In 2010, the Federal Reserve barred banks from enrolling customers in overdraft programs without their permission. Under those programs, banks agreed to cover ATM withdrawals and debit-card purchases even when funds were dry, but in return charged customers a fee, leading to a downward spiral of negative account balances, late-night freak-outs, and low self-esteem.

A year ago, the Consumer Financial Protection Bureau (CFPB) announced plans to study these programs, in a bid to determine if the new rules are adequately protecting customers. Well, the results are in: Banks are still profiting handsomely from overdraft charges, and a smaller number of customers — those who opt into the programs — are the ones paying.

The problem is that banks are allegedly making it harder for customers to avoid the fees.

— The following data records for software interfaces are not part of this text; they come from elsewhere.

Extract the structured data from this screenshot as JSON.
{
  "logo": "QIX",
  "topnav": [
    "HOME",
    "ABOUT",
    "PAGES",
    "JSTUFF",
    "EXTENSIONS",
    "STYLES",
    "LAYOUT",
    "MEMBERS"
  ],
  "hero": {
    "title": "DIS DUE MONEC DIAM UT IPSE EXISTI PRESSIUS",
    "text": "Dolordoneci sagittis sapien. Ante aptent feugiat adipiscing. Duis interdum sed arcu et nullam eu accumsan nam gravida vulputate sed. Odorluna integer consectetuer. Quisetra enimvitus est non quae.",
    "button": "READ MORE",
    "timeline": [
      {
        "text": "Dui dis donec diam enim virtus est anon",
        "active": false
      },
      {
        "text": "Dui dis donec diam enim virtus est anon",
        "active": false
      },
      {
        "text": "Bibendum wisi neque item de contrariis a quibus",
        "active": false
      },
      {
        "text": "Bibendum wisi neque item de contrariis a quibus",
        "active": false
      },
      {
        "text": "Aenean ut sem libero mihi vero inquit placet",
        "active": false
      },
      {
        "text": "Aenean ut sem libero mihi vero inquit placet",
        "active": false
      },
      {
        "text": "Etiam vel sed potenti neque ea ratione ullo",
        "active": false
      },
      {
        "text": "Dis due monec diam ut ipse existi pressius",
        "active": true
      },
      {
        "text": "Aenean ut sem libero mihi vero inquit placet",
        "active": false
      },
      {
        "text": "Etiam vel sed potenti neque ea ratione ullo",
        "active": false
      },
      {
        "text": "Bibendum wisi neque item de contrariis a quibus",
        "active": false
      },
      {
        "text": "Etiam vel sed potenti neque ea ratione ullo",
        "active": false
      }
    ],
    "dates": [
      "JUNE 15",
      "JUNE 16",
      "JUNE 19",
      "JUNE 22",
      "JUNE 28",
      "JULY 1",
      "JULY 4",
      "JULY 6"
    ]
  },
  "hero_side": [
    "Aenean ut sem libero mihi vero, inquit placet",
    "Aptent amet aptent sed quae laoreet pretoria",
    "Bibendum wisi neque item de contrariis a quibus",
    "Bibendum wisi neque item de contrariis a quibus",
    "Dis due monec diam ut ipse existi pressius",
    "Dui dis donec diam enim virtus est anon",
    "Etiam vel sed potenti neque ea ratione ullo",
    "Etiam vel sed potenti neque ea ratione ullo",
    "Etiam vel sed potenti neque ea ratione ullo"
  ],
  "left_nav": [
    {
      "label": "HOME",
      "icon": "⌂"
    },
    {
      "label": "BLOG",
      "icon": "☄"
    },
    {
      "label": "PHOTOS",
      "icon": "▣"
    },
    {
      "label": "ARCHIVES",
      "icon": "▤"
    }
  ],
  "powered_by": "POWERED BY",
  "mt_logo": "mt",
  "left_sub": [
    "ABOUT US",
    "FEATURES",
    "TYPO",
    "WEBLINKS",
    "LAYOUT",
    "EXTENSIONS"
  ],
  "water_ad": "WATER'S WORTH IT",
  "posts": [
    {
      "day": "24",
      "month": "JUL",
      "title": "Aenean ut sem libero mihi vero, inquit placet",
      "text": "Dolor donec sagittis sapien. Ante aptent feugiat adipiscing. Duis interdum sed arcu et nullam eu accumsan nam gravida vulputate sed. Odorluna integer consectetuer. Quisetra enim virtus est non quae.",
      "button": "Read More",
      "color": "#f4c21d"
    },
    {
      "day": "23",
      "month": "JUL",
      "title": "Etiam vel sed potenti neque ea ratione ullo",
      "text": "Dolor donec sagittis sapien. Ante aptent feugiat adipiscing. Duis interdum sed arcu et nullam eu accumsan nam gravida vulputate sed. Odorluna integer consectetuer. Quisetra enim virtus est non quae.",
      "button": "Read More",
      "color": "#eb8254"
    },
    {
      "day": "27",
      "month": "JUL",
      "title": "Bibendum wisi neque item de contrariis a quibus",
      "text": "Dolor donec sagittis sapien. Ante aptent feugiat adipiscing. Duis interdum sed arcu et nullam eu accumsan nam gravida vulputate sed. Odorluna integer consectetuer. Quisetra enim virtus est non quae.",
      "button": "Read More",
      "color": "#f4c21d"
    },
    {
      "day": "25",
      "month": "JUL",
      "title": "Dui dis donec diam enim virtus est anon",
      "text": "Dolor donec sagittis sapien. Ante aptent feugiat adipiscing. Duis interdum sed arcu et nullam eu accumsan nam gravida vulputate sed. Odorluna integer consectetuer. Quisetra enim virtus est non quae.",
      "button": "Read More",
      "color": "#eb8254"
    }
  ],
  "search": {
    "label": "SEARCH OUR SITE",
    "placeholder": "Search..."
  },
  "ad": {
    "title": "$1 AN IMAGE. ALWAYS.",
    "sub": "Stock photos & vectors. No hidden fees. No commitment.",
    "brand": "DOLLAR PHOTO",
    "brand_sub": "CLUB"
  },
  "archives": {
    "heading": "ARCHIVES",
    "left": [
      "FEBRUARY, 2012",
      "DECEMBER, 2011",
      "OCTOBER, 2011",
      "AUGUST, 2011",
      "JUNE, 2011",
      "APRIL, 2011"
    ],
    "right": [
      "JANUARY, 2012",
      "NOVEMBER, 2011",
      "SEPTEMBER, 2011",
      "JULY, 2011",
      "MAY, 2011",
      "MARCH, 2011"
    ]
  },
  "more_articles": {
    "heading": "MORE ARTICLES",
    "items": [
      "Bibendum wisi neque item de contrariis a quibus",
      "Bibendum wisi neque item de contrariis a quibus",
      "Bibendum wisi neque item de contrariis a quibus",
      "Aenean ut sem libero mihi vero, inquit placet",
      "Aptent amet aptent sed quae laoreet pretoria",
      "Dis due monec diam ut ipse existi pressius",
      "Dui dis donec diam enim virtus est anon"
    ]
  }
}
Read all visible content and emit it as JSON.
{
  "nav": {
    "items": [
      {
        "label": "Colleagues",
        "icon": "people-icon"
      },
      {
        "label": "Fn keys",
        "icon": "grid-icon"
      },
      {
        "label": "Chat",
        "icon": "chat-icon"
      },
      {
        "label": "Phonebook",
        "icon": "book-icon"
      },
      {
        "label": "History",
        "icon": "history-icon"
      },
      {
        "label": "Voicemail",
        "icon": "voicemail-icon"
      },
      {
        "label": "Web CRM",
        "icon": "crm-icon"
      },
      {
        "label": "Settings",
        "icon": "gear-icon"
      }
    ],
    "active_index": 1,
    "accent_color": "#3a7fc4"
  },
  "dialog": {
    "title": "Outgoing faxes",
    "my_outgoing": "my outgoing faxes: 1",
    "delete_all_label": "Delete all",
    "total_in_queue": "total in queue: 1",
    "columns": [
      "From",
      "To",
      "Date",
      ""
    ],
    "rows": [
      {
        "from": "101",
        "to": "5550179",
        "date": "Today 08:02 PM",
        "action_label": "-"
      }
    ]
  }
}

CFPB Director Richard Cordray stopped short of calling for a ban of such fees. But he said, "Our findings raise concerns about the number of consumers who are incurring heavy overdraft fees or account closures, and the wide variations across institutions indicate that certain practices and procedures merit further analysis."

"Consumers need to be able to anticipate and avoid unnecessary fees on their checking accounts. But we are concerned that overdraft programs at some banks may be increasing consumer costs," he continued. "What is often marketed as overdraft protection may actually be putting consumers at greater risk of harm."

The report, based on confidential data provided by banks, did not specify the banks in question. Furthermore, it did not say how many banks were surveyed, only that the data represented more than half of all deposit accounts. Here are some of the stats:

Percentage of bank accounts that experienced at least one overdraft or insufficient-funds charge in 2011

Percentage of overdraft fees incurred by "heavy overdrafters," or those tallying more than 10 charges a year

Average overdraft fee paid by bank accounts with one or more overdraft charges in 2011

Percentage of overdraft fees collected as an extra penalty when customers didn't have the funds to bring the account back to zero

Percentage of checking accounts banks involuntarily closed in 2011, usually due to negative balance

Percentage of institutions with assets of $38 billion or more that use overdraft programs

Percentage of banks with assets less than $1 billion that have overdraft programs

Percentage of community banks that offer overdraft programs

$19.9 billion
Overdraft fees banks earned in 1990

$32 billion
Overdraft fees banks earned in 2012

Average overdraft fee in 1998

Average overdraft fee in 2012